▶ **Your assignment**
Give back each entry word for word, but drop the images.

Entries from a dataset of interfaces
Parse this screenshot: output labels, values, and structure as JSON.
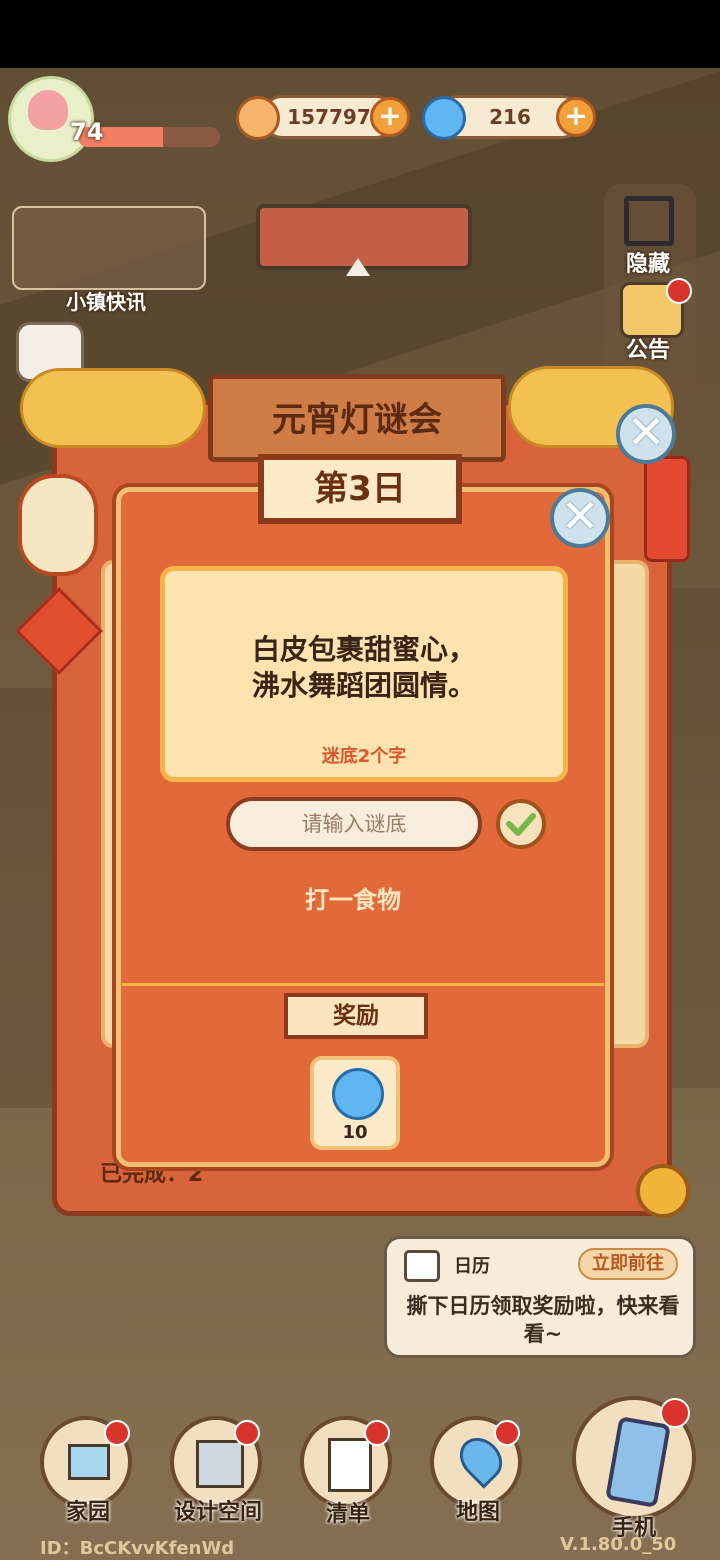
{
  "hud": {
    "level": "74",
    "currency1": "157797",
    "currency2": "216",
    "plus": "+"
  },
  "side": {
    "hide": "隐藏",
    "notice": "公告",
    "news": "小镇快讯"
  },
  "event": {
    "title": "元宵灯谜会",
    "day": "第3日",
    "riddle_line1": "白皮包裹甜蜜心，",
    "riddle_line2": "沸水舞蹈团圆情。",
    "hint": "迷底2个字",
    "answer_placeholder": "请输入谜底",
    "category": "打一食物",
    "reward_label": "奖励",
    "reward_count": "10",
    "close_symbol": "✕",
    "behind_completed": "已完成：2"
  },
  "notification": {
    "title": "日历",
    "goto": "立即前往",
    "body": "撕下日历领取奖励啦，快来看看~"
  },
  "nav": {
    "home": "家园",
    "design": "设计空间",
    "list": "清单",
    "map": "地图",
    "phone": "手机"
  },
  "footer": {
    "id": "ID：BcCKvvKfenWd",
    "version": "V.1.80.0_50"
  },
  "colors": {
    "accent": "#e26a3a",
    "frame": "#8b3a1e",
    "gold": "#f4b448"
  }
}
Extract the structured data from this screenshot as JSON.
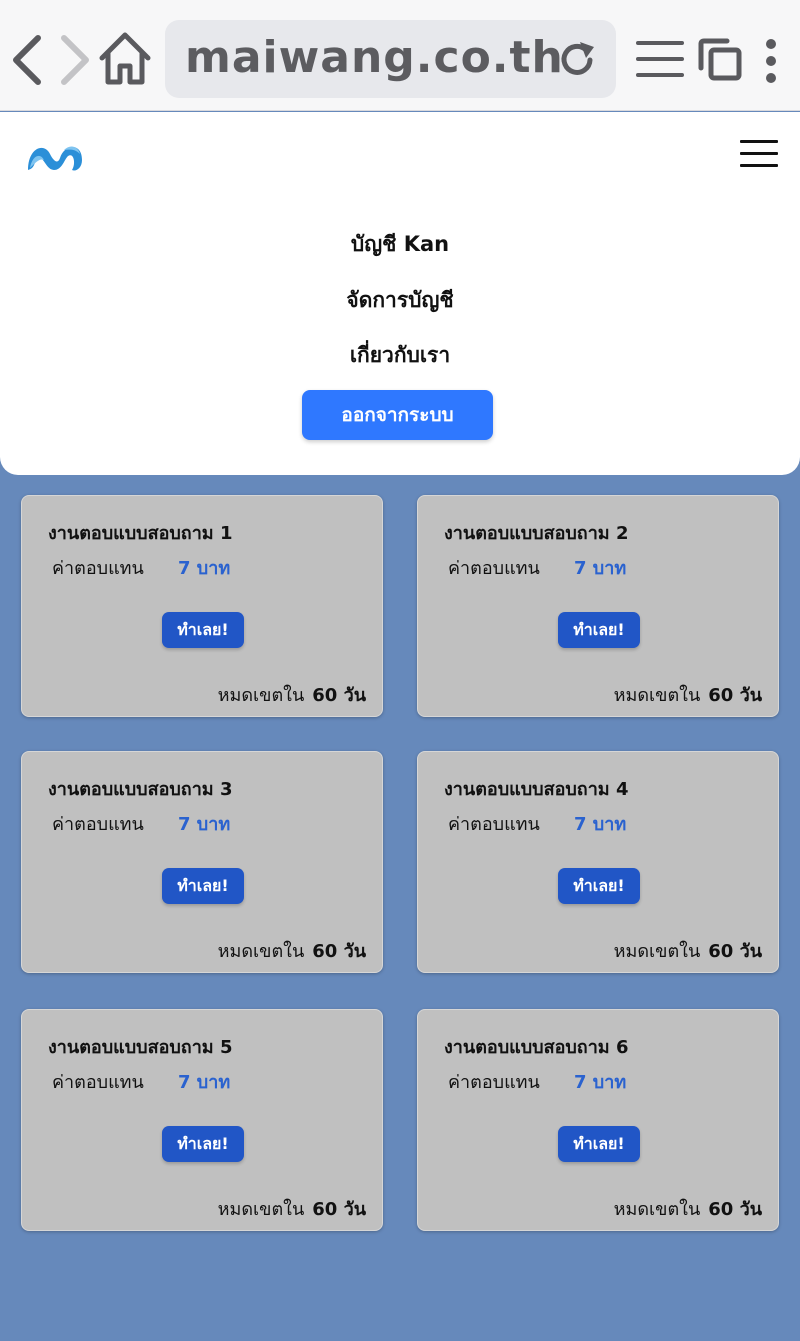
{
  "browser": {
    "url": "maiwang.co.th"
  },
  "header": {
    "menu": {
      "account": "บัญชี Kan",
      "manage_account": "จัดการบัญชี",
      "about": "เกี่ยวกับเรา"
    },
    "logout_label": "ออกจากระบบ"
  },
  "surveys": [
    {
      "title": "งานตอบแบบสอบถาม 1",
      "reward_label": "ค่าตอบแทน",
      "reward": "7 บาท",
      "button": "ทำเลย!",
      "expire_label": "หมดเขตใน",
      "expire_value": "60 วัน"
    },
    {
      "title": "งานตอบแบบสอบถาม 2",
      "reward_label": "ค่าตอบแทน",
      "reward": "7 บาท",
      "button": "ทำเลย!",
      "expire_label": "หมดเขตใน",
      "expire_value": "60 วัน"
    },
    {
      "title": "งานตอบแบบสอบถาม 3",
      "reward_label": "ค่าตอบแทน",
      "reward": "7 บาท",
      "button": "ทำเลย!",
      "expire_label": "หมดเขตใน",
      "expire_value": "60 วัน"
    },
    {
      "title": "งานตอบแบบสอบถาม 4",
      "reward_label": "ค่าตอบแทน",
      "reward": "7 บาท",
      "button": "ทำเลย!",
      "expire_label": "หมดเขตใน",
      "expire_value": "60 วัน"
    },
    {
      "title": "งานตอบแบบสอบถาม 5",
      "reward_label": "ค่าตอบแทน",
      "reward": "7 บาท",
      "button": "ทำเลย!",
      "expire_label": "หมดเขตใน",
      "expire_value": "60 วัน"
    },
    {
      "title": "งานตอบแบบสอบถาม 6",
      "reward_label": "ค่าตอบแทน",
      "reward": "7 บาท",
      "button": "ทำเลย!",
      "expire_label": "หมดเขตใน",
      "expire_value": "60 วัน"
    }
  ],
  "icons": {
    "back": "chevron-left-icon",
    "forward": "chevron-right-icon",
    "home": "home-icon",
    "reload": "reload-icon",
    "menu": "menu-icon",
    "tabs": "tabs-icon",
    "more": "more-vertical-icon",
    "hamburger": "hamburger-icon"
  },
  "colors": {
    "page_bg": "#6689bb",
    "primary_button": "#2f78ff",
    "card_button": "#2156c6",
    "reward_text": "#2a62cf",
    "card_bg": "#c0c0c0"
  }
}
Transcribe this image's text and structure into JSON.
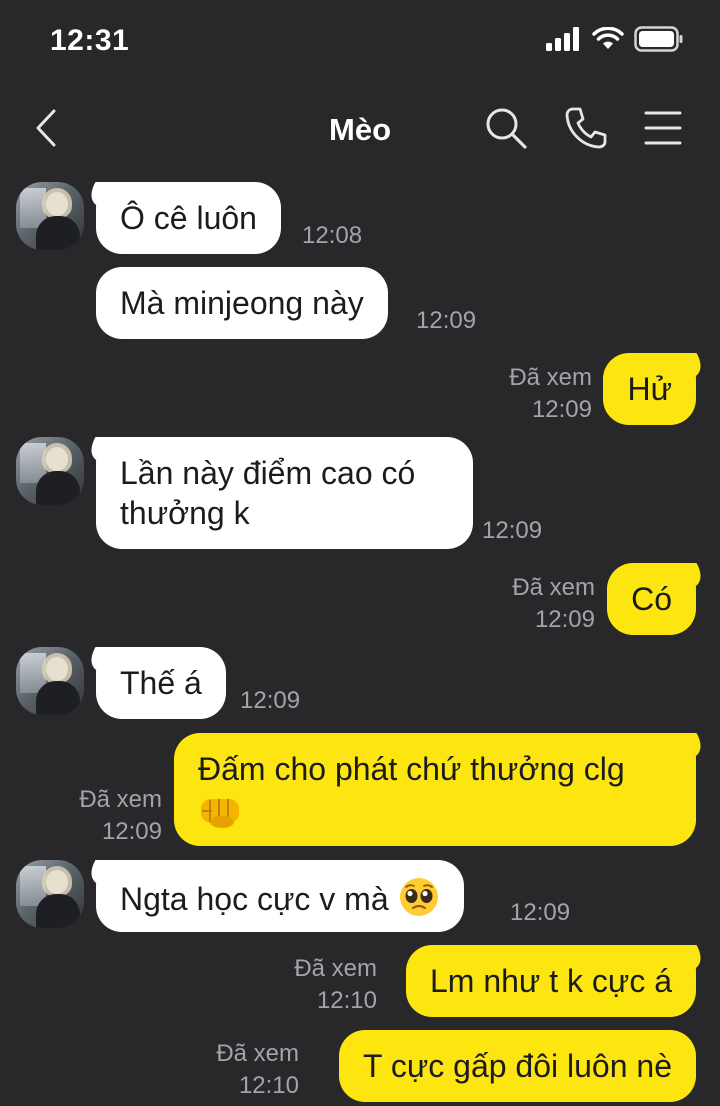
{
  "status_bar": {
    "time": "12:31"
  },
  "header": {
    "title": "Mèo"
  },
  "messages": [
    {
      "side": "in",
      "text": "Ô cê luôn",
      "time": "12:08"
    },
    {
      "side": "in",
      "text": "Mà minjeong này",
      "time": "12:09"
    },
    {
      "side": "out",
      "text": "Hử",
      "seen": "Đã xem",
      "time": "12:09"
    },
    {
      "side": "in",
      "text": "Lần này điểm cao có thưởng k",
      "time": "12:09"
    },
    {
      "side": "out",
      "text": "Có",
      "seen": "Đã xem",
      "time": "12:09"
    },
    {
      "side": "in",
      "text": "Thế á",
      "time": "12:09"
    },
    {
      "side": "out",
      "text": "Đấm cho phát chứ thưởng clg",
      "emoji": "fist-emoji",
      "seen": "Đã xem",
      "time": "12:09"
    },
    {
      "side": "in",
      "text": "Ngta học cực v mà",
      "emoji": "pleading-face-emoji",
      "time": "12:09"
    },
    {
      "side": "out",
      "text": "Lm như t k cực á",
      "seen": "Đã xem",
      "time": "12:10"
    },
    {
      "side": "out",
      "text": "T cực gấp đôi luôn nè",
      "seen": "Đã xem",
      "time": "12:10"
    }
  ],
  "icons": {
    "back": "chevron-left-icon",
    "search": "search-icon",
    "call": "phone-icon",
    "menu": "menu-icon",
    "signal": "signal-icon",
    "wifi": "wifi-icon",
    "battery": "battery-icon"
  },
  "colors": {
    "background": "#28282b",
    "incoming_bubble": "#ffffff",
    "outgoing_bubble": "#fde510",
    "meta_text": "#a4a4a8"
  }
}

▶ **The answer**
Parse this screenshot: output labels, values, and structure as JSON.
{
  "hud": {
    "level": "74",
    "currency1": "157797",
    "currency2": "216",
    "plus": "+"
  },
  "side": {
    "hide": "隐藏",
    "notice": "公告",
    "news": "小镇快讯"
  },
  "event": {
    "title": "元宵灯谜会",
    "day": "第3日",
    "riddle_line1": "白皮包裹甜蜜心，",
    "riddle_line2": "沸水舞蹈团圆情。",
    "hint": "迷底2个字",
    "answer_placeholder": "请输入谜底",
    "category": "打一食物",
    "reward_label": "奖励",
    "reward_count": "10",
    "close_symbol": "✕",
    "behind_completed": "已完成：2"
  },
  "notification": {
    "title": "日历",
    "goto": "立即前往",
    "body": "撕下日历领取奖励啦，快来看看~"
  },
  "nav": {
    "home": "家园",
    "design": "设计空间",
    "list": "清单",
    "map": "地图",
    "phone": "手机"
  },
  "footer": {
    "id": "ID：BcCKvvKfenWd",
    "version": "V.1.80.0_50"
  },
  "colors": {
    "accent": "#e26a3a",
    "frame": "#8b3a1e",
    "gold": "#f4b448"
  }
}
Extract the structured data from this screenshot as JSON.
{
  "browser": {
    "url": "maiwang.co.th"
  },
  "header": {
    "menu": {
      "account": "บัญชี Kan",
      "manage_account": "จัดการบัญชี",
      "about": "เกี่ยวกับเรา"
    },
    "logout_label": "ออกจากระบบ"
  },
  "surveys": [
    {
      "title": "งานตอบแบบสอบถาม 1",
      "reward_label": "ค่าตอบแทน",
      "reward": "7 บาท",
      "button": "ทำเลย!",
      "expire_label": "หมดเขตใน",
      "expire_value": "60 วัน"
    },
    {
      "title": "งานตอบแบบสอบถาม 2",
      "reward_label": "ค่าตอบแทน",
      "reward": "7 บาท",
      "button": "ทำเลย!",
      "expire_label": "หมดเขตใน",
      "expire_value": "60 วัน"
    },
    {
      "title": "งานตอบแบบสอบถาม 3",
      "reward_label": "ค่าตอบแทน",
      "reward": "7 บาท",
      "button": "ทำเลย!",
      "expire_label": "หมดเขตใน",
      "expire_value": "60 วัน"
    },
    {
      "title": "งานตอบแบบสอบถาม 4",
      "reward_label": "ค่าตอบแทน",
      "reward": "7 บาท",
      "button": "ทำเลย!",
      "expire_label": "หมดเขตใน",
      "expire_value": "60 วัน"
    },
    {
      "title": "งานตอบแบบสอบถาม 5",
      "reward_label": "ค่าตอบแทน",
      "reward": "7 บาท",
      "button": "ทำเลย!",
      "expire_label": "หมดเขตใน",
      "expire_value": "60 วัน"
    },
    {
      "title": "งานตอบแบบสอบถาม 6",
      "reward_label": "ค่าตอบแทน",
      "reward": "7 บาท",
      "button": "ทำเลย!",
      "expire_label": "หมดเขตใน",
      "expire_value": "60 วัน"
    }
  ],
  "icons": {
    "back": "chevron-left-icon",
    "forward": "chevron-right-icon",
    "home": "home-icon",
    "reload": "reload-icon",
    "menu": "menu-icon",
    "tabs": "tabs-icon",
    "more": "more-vertical-icon",
    "hamburger": "hamburger-icon"
  },
  "colors": {
    "page_bg": "#6689bb",
    "primary_button": "#2f78ff",
    "card_button": "#2156c6",
    "reward_text": "#2a62cf",
    "card_bg": "#c0c0c0"
  }
}
Transcribe this image's text and structure into JSON.
{
  "status_bar": {
    "time": "12:31"
  },
  "header": {
    "title": "Mèo"
  },
  "messages": [
    {
      "side": "in",
      "text": "Ô cê luôn",
      "time": "12:08"
    },
    {
      "side": "in",
      "text": "Mà minjeong này",
      "time": "12:09"
    },
    {
      "side": "out",
      "text": "Hử",
      "seen": "Đã xem",
      "time": "12:09"
    },
    {
      "side": "in",
      "text": "Lần này điểm cao có thưởng k",
      "time": "12:09"
    },
    {
      "side": "out",
      "text": "Có",
      "seen": "Đã xem",
      "time": "12:09"
    },
    {
      "side": "in",
      "text": "Thế á",
      "time": "12:09"
    },
    {
      "side": "out",
      "text": "Đấm cho phát chứ thưởng clg",
      "emoji": "fist-emoji",
      "seen": "Đã xem",
      "time": "12:09"
    },
    {
      "side": "in",
      "text": "Ngta học cực v mà",
      "emoji": "pleading-face-emoji",
      "time": "12:09"
    },
    {
      "side": "out",
      "text": "Lm như t k cực á",
      "seen": "Đã xem",
      "time": "12:10"
    },
    {
      "side": "out",
      "text": "T cực gấp đôi luôn nè",
      "seen": "Đã xem",
      "time": "12:10"
    }
  ],
  "icons": {
    "back": "chevron-left-icon",
    "search": "search-icon",
    "call": "phone-icon",
    "menu": "menu-icon",
    "signal": "signal-icon",
    "wifi": "wifi-icon",
    "battery": "battery-icon"
  },
  "colors": {
    "background": "#28282b",
    "incoming_bubble": "#ffffff",
    "outgoing_bubble": "#fde510",
    "meta_text": "#a4a4a8"
  }
}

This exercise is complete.